Lyon Arboretum Facility – FY 2010 Report
Between the period of July 1, 2009 and June 30, 2010, the Lyon Arboretum Micropropagation Laboratory received 390 submissions representing 75 native Hawaiian species; 41 (55%) of these species are listed as Endangered and 9 (12%) are Species of Concern. Currently, the Micropropagation Laboratory has a total inventory of 11,246 plants consisting of 218 native plant taxa at various stages of propagation in the lab. Of these plants, 7574 are Plant Extinction Prevention species. The current inventoried taxa consist of 132 endangered (61%), 26 (12%) Species of Concern, 8 (3.5%) Candidate, and 52 (23.5%) common taxa. Submissions of eight new native species have been made into the lab of which 2 are endangered. A total of 1,028 plants have been sent out of the micropropagation and greenhouse facility for restoration purposes, of which 750 were individuals of Plant Extinction Prevention species.
Lyon Arboretum’s Hawaiian Rare Plant Program submitted a manuscript, under the authorship of Nellie Sugii, to InVitro Cellular and Developmental Biology-Plant (ISSN 1054-5476). This manuscript entitled “The Establishment of Axenic seed and Embryo Cultures of Endangered Hawaiian Plant Species: Special Review of Disinfestation Protocols” is at the final stages of a refereed review process. Three posters featuring the research conducted at the Hawaiian Rare Plant Program-Lyon Arboretum were presented at national meetings:

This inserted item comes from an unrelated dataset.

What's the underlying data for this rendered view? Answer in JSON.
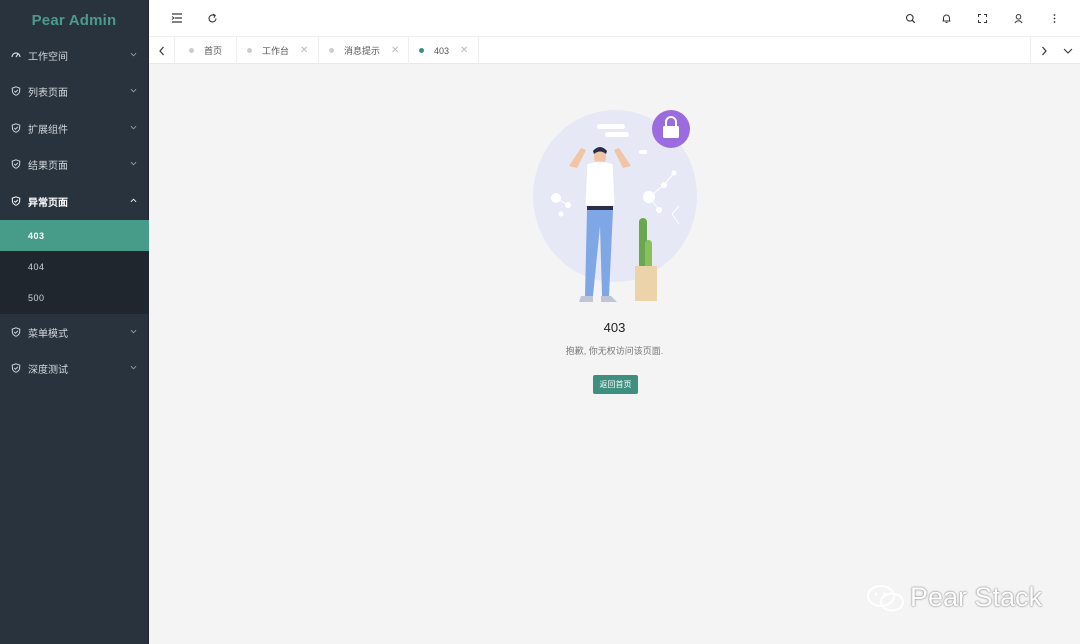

- American Society of Horticultural Science Annual Conference, Palm Desert, California, August 2-5, 2010, “In Vitro Germination of Four Rare Endemic Hawaiian Cyanea ssp. for Restoration of Plants Extinct in the Wild”
- 2010 In Vitro Biology Meeting with the International Association for Plant Biotechnology (IAPB) and the Society for In Vitro Biology (SIVB), St. Louis, Missouri, June 6-11, 2010, “Use of In Vitro Propagation in Maximizing Germination of Lobelia monostachya (Rock) Lammers”
- National Native Seed Conference, Snowbird Utah, May17-21, 2010, “Light Requirements for germination and Imbibed and Dry Longevity of Hawaiian Seeds”